When organizers first let out the estimated attendance of the five-day festival, the numbers seemed more than a little optimistic. Some people might say ludicrous.

Would 500,000 people come to Ironton in the course of less than a week to attend a first-time festival?

That would mean that every single citizen from Lawrence County and almost all of Boyd County, Ky., would need to attend -- each day.

It seemed a bit pie-in-the-sky, but Lord knows Ironton needed to believe in something positive.

First, organizers blamed the weather; then they lowered ticket prices. And as the festival grounded to a premature halt, tempers flared over hopes dashed, promises not kept and financial ruin.

Perhaps what the festival needed had more to do with planning than a few raindrops, more to do with financial solvency than drawing the masses into the gates.

Now as the crews are nearly finished cleaning up the site, few people have received payment for their services.
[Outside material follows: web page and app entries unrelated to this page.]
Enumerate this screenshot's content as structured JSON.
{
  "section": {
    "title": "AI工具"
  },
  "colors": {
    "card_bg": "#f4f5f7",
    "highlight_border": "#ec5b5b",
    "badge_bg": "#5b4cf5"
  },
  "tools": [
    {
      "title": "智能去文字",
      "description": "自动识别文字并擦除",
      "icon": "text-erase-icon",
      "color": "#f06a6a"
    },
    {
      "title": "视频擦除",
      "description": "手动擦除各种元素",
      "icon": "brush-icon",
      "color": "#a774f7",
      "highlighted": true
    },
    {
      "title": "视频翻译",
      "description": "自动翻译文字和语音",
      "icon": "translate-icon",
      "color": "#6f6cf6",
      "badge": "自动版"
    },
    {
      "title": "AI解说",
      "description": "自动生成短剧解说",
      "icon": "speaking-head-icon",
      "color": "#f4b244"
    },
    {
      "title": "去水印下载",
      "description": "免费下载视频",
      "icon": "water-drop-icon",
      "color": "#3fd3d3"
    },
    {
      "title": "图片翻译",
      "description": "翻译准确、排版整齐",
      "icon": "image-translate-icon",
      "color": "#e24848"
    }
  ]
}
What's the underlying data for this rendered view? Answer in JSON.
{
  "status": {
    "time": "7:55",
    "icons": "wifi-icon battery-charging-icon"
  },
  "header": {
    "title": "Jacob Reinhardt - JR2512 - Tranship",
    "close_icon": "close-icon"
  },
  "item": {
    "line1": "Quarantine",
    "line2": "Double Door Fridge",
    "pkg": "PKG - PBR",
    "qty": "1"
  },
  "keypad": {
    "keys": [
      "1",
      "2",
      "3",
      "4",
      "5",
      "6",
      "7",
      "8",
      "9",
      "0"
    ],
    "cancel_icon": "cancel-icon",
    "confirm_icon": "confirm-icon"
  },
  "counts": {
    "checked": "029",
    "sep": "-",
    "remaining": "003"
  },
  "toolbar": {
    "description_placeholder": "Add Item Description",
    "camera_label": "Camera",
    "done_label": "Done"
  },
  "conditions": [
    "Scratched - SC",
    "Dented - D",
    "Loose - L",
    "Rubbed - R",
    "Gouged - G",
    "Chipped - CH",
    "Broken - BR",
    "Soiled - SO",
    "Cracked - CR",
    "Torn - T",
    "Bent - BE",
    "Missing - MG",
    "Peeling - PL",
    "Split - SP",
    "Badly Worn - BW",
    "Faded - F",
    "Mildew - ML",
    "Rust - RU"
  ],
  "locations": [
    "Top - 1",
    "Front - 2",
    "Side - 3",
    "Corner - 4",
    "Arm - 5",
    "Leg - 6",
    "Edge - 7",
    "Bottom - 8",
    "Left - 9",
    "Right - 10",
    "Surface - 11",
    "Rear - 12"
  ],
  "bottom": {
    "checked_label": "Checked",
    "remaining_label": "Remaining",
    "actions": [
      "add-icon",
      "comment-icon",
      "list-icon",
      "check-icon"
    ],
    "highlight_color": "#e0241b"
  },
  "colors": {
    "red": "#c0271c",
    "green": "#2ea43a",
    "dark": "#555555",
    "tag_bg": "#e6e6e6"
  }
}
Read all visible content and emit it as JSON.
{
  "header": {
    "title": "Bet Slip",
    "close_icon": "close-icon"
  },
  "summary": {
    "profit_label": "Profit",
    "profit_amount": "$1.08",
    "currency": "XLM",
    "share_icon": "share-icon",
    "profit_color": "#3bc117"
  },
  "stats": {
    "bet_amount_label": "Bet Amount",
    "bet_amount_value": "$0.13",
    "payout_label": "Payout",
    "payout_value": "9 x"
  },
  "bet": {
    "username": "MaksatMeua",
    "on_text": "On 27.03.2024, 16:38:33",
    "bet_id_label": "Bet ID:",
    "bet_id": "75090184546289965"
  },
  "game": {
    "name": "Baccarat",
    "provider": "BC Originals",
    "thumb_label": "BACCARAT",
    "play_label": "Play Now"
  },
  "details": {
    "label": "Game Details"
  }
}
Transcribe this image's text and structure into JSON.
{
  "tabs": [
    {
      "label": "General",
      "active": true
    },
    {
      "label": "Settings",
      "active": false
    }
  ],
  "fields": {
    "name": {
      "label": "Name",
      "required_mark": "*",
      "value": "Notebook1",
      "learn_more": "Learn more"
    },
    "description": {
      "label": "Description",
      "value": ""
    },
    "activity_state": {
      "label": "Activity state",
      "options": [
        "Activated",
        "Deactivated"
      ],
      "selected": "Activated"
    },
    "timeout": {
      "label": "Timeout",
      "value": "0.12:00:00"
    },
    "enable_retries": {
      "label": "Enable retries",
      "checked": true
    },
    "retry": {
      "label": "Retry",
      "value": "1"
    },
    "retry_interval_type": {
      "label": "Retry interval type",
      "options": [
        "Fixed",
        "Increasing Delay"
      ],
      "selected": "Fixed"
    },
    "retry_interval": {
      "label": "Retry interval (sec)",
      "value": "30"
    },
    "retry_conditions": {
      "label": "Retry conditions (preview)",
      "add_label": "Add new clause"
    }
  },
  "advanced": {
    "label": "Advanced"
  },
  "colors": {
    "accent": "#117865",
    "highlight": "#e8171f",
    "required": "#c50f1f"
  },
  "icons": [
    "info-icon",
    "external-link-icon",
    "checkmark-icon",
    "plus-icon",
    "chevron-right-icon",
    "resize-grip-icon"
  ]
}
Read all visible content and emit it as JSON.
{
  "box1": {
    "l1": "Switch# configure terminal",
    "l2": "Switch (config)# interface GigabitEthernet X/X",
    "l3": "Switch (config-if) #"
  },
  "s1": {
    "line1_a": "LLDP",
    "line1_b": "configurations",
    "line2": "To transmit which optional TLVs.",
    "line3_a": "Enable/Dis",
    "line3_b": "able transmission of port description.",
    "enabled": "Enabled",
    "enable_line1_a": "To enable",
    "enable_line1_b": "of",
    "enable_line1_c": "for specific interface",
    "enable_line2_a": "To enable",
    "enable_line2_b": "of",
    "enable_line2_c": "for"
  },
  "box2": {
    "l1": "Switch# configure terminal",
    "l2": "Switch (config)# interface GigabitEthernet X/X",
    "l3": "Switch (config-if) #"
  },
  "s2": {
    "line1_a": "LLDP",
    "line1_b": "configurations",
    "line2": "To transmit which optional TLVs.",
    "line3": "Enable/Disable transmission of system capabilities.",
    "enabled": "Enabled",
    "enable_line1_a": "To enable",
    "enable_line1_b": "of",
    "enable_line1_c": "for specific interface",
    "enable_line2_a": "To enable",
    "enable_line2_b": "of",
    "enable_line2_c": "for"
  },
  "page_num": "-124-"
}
From the circus performers to the police who worked to protect the crowds, little good appears to have come from this.

In the process of trying to make this great thing, no one bothered to see if people would pay for it. Just because something is available does not mean people will buy it.

Yes, as the layers of the muddy financial mess are peeled away, each layer smells a bit more acrid than the previous one and more problems seem to spring forth.